Justin Sullivan/Getty Images

Hillary Clinton held the first big rally of her campaign Saturday at Four Freedoms Park at the southern tip of Roosevelt Island in New York's East River. There was one line that stood out because it said so much about the difference between this campaign and the one she lost in 2008.

"I may not be the youngest candidate in this race, but I will be the youngest woman president in the history of the United States."

  1. Clinton advisers believe one of the biggest mistakes she made in 2008 was ignoring the appeal of the historic nature of her candidacy for the presidency. Barack Obama gave voters a chance to break new ground. Now Clinton is making an explicit appeal to women, as well as to men who see value in breaking the glass ceiling of the Oval Office.
  2. That weaves her personal narrative into a series of fights for equality she promised to take on, including closing the gap between the rich and the poor, achieving workplace fairness for women, and ending discrimination against LGBT Americans.
  3. Campaign aide Jennifer Palmieri tweeted that the line was an ad lib courtesy of a young voter in South Carolina, who said it to Clinton last week. Clinton wants her campaign this time around to be all about average Americans.
  4. The line was one of several references Clinton made to her own age.
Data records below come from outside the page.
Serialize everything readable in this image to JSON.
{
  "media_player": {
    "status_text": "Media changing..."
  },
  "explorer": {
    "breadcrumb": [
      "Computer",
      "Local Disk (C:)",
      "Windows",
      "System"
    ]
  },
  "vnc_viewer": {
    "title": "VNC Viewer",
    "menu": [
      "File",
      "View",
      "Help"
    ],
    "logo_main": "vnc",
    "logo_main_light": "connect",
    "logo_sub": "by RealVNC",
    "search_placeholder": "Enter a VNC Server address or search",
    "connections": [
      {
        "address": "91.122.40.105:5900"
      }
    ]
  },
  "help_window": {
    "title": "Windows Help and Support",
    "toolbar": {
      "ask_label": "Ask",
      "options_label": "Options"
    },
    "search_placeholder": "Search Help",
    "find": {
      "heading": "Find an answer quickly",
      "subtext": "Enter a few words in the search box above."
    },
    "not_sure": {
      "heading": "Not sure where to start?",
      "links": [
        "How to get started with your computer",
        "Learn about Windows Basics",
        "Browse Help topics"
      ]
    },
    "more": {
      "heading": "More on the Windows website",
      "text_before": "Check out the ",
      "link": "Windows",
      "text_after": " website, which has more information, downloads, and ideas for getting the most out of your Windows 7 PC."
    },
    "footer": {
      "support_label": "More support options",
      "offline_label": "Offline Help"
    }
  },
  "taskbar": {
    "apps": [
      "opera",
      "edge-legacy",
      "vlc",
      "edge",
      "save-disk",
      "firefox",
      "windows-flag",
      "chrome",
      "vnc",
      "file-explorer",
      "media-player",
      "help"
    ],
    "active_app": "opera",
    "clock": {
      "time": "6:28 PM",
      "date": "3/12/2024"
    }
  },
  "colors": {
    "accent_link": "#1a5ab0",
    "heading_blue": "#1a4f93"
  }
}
Republicans have tried to paint her as a figure from a past generation. She telegraphed a tactical reversal that she could use against any of her potential Republican rivals. "There may be some new voices in the Republican presidential choir, but they’re all singing the same old song, a song called 'Yesterday.'" She spared the audience a rendition of the Beatles hit, but the point was made: the GOP's ideas are old.
  5. It came as a lead-in to Clinton talking about being a fighter. She connected the advice her mother gave her about getting up when you're knocked down to the centuries-long struggle for women's rights.
  6. For a candidate who says she wants to be the champion for "everyday Americans," the importance of showing that she understands the challenges of overcoming adversities large and small cannot be overstated. "I've been called many things by many people," she said. "'Quitter' is not one of them."